Afghan men, women, and children pay intermediaries to assist them in finding employment, primarily in Iran, Pakistan, India, Europe, or North America; some intermediaries force Afghans into labor or sex trafficking. Afghan women and girls are subjected to sex trafficking and domestic servitude primarily in Afghanistan, Pakistan, Iran, and India, including through forced marriage. Afghan boys and men are subjected to forced labor and debt bondage in agriculture and construction, primarily in Iran, Pakistan, Greece, Turkey, and the Gulf states. Traffickers in Iran, including Iranian criminal groups, exploit Afghan children in forced labor as beggars and street vendors and forced criminality, including drug trafficking and smuggling of fuel and tobacco. The Iranian government and the Islamic Revolutionary Guards Corps continue to force and coerce Afghan migrants, including children as young as 12 years old, to fight in Iranian-led and -funded Shia militias deployed to Syria by threatening them with arrest and deportation to Afghanistan. Trafficking networks smuggle Afghan nationals living in Iran to Europe and force them to work in restaurants to pay off debts incurred by smuggling fees. Some Afghan boys are subjected to sex trafficking in Greece after paying high fees to be smuggled into the country. Some Afghan traffickers subjected Afghan boys to bacha bazi in Germany, Hungary, Macedonia, and Serbia. Traffickers have subjected women and girls from China, Iran, Pakistan, Philippines, Sri Lanka, and Tajikistan to sex trafficking in Afghanistan.
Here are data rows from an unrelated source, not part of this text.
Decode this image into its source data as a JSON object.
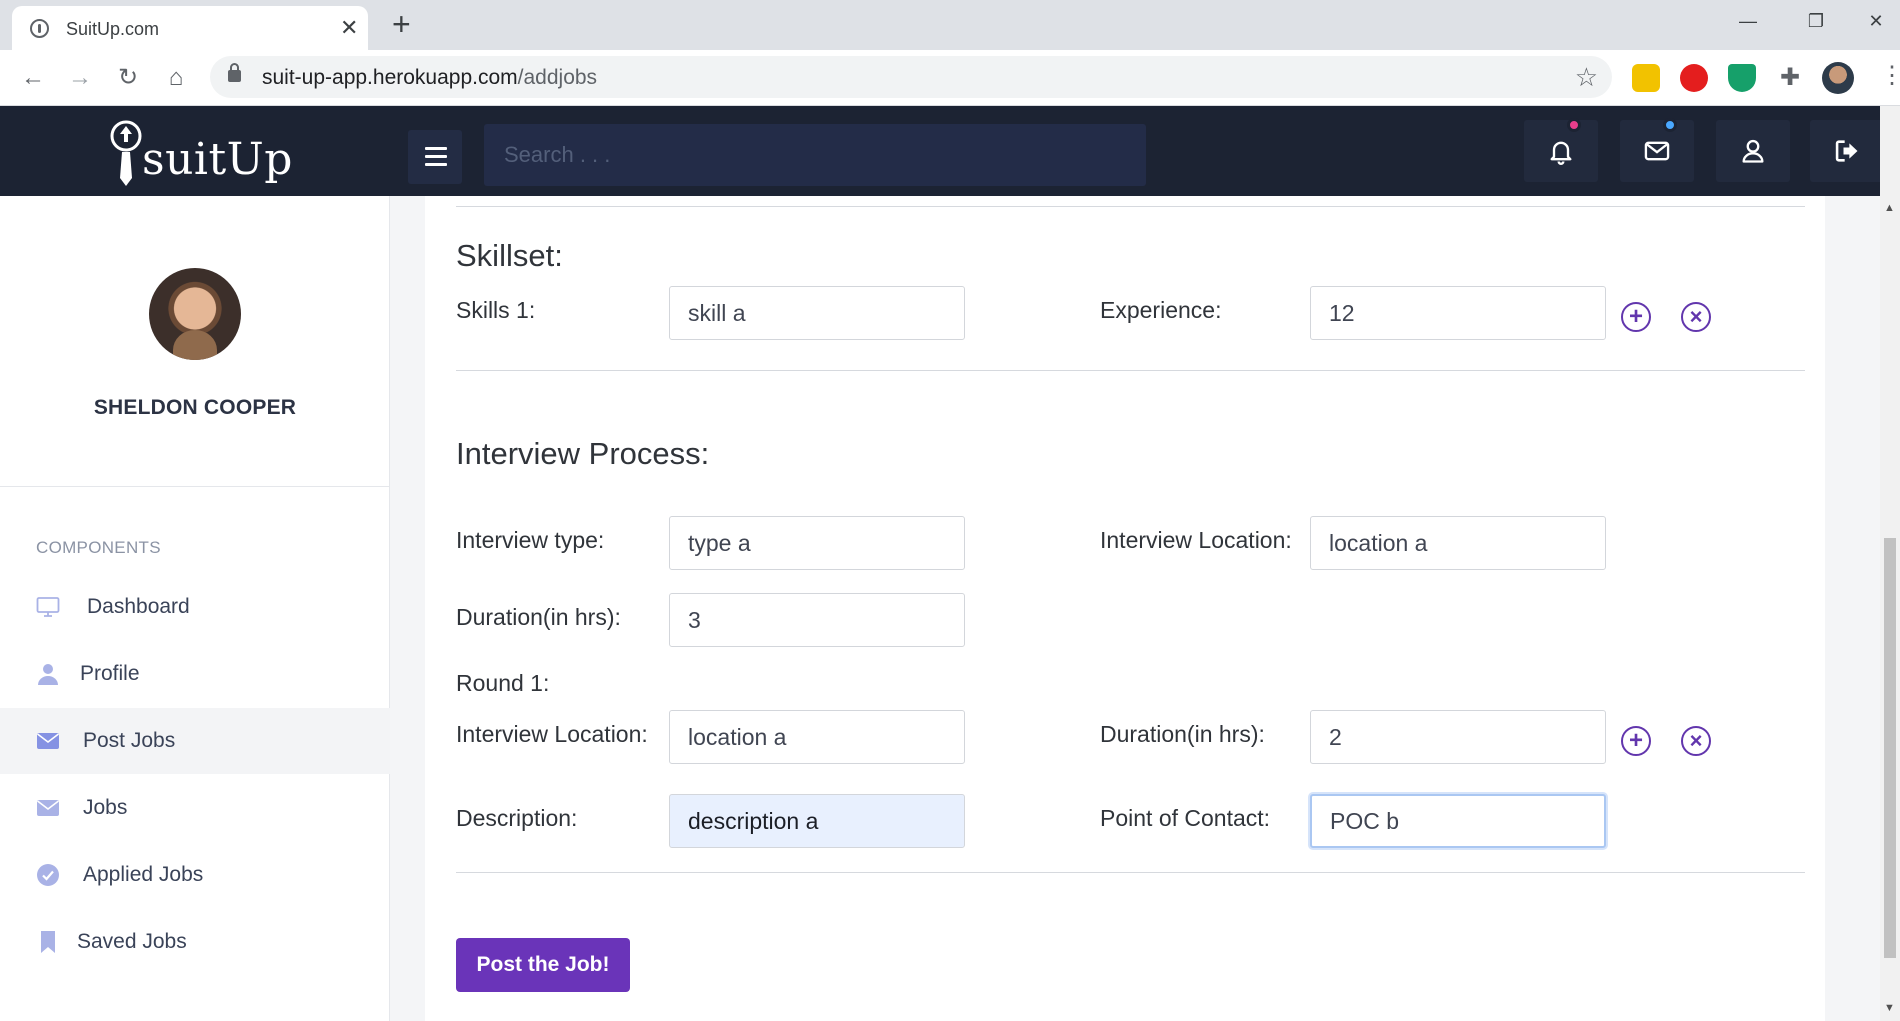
{
  "browser": {
    "tab_title": "SuitUp.com",
    "url_domain": "suit-up-app.herokuapp.com",
    "url_path": "/addjobs"
  },
  "header": {
    "logo_text": "suitUp",
    "search_placeholder": "Search . . .",
    "notification_dot_color": "#e83e8c",
    "mail_dot_color": "#4aa8ff"
  },
  "sidebar": {
    "user_name": "SHELDON COOPER",
    "section_label": "COMPONENTS",
    "items": [
      {
        "label": "Dashboard",
        "icon": "monitor-icon"
      },
      {
        "label": "Profile",
        "icon": "user-icon"
      },
      {
        "label": "Post Jobs",
        "icon": "envelope-icon",
        "active": true
      },
      {
        "label": "Jobs",
        "icon": "envelope-icon"
      },
      {
        "label": "Applied Jobs",
        "icon": "check-circle-icon"
      },
      {
        "label": "Saved Jobs",
        "icon": "bookmark-icon"
      }
    ]
  },
  "form": {
    "skillset": {
      "title": "Skillset:",
      "skill_label": "Skills 1:",
      "skill_value": "skill a",
      "experience_label": "Experience:",
      "experience_value": "12"
    },
    "interview": {
      "title": "Interview Process:",
      "type_label": "Interview type:",
      "type_value": "type a",
      "location_label": "Interview Location:",
      "location_value": "location a",
      "duration_label": "Duration(in hrs):",
      "duration_value": "3"
    },
    "round": {
      "title": "Round 1:",
      "location_label": "Interview Location:",
      "location_value": "location a",
      "duration_label": "Duration(in hrs):",
      "duration_value": "2",
      "description_label": "Description:",
      "description_value": "description a",
      "poc_label": "Point of Contact:",
      "poc_value": "POC b"
    },
    "add_symbol": "+",
    "remove_symbol": "×",
    "submit_label": "Post the Job!",
    "accent_color": "#6a34b9"
  }
}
Under the pretense of high-paying employment opportunities, some labor recruiting agencies lure foreign workers to Afghanistan, including from Sri Lanka, Nepal, India, Iran, Pakistan, and Tajikistan and subject them to forced labor after arrival.